Research in the Department of English ranges widely—not just to different historical periods, but to surprising topics within and across those periods, such as fraud, medieval romance, the history of copyright, health, hockey, and nationalism. Our faculty conducts internationally-recognized research on authors, editorial practice, the relationship of literature and philosophy and how people read, write and argue.
This research frequently shows up in our English courses, exposing you to the most up-to-date research in a field. Upper-levels courses often feature content that pays close attention to our own research projects.
Undergraduate research opportunities
Some undergraduate students have been involved in faculty research projects. Here are some examples:
Kala Hirtle’s experience:
“Working with Dr. Stone, I have learned HTML, TEI (text encoding initiative), encoded poems, and scanned reviews. We worked with Elizabeth Barrett Browning’s 1824 Journal, using a microfilm copy to create a PDF. And I 've been working to transcribe the most relevant and interesting parts of her journal. As part of the EBB Archive team, I also helped weigh in on decisions regarding the website layout and formatting. The two exhibits I focused on the most during my work with the project were Aurora Leigh and the 1824 Journal.”
Peter Chiykowski’s experience:

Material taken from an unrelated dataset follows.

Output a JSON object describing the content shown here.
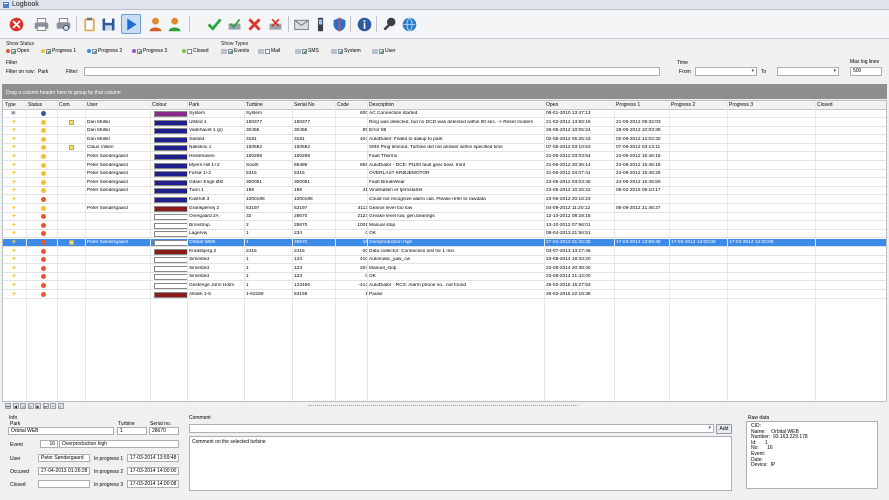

“Doing research work for Professor Furrow was definitely a highlight of my undergraduate degree. It was a baptism by fire, in that it not only forced me to rapidly learn a set of invaluable research skills but also provided firsthand experience of the pleasures and torments of living as a full-time academic. Fortunately for me, Professor Furrow was a brilliant and patient supervisor, willing to let me wade in over my head, make mistakes, and then talk through how to approach them.”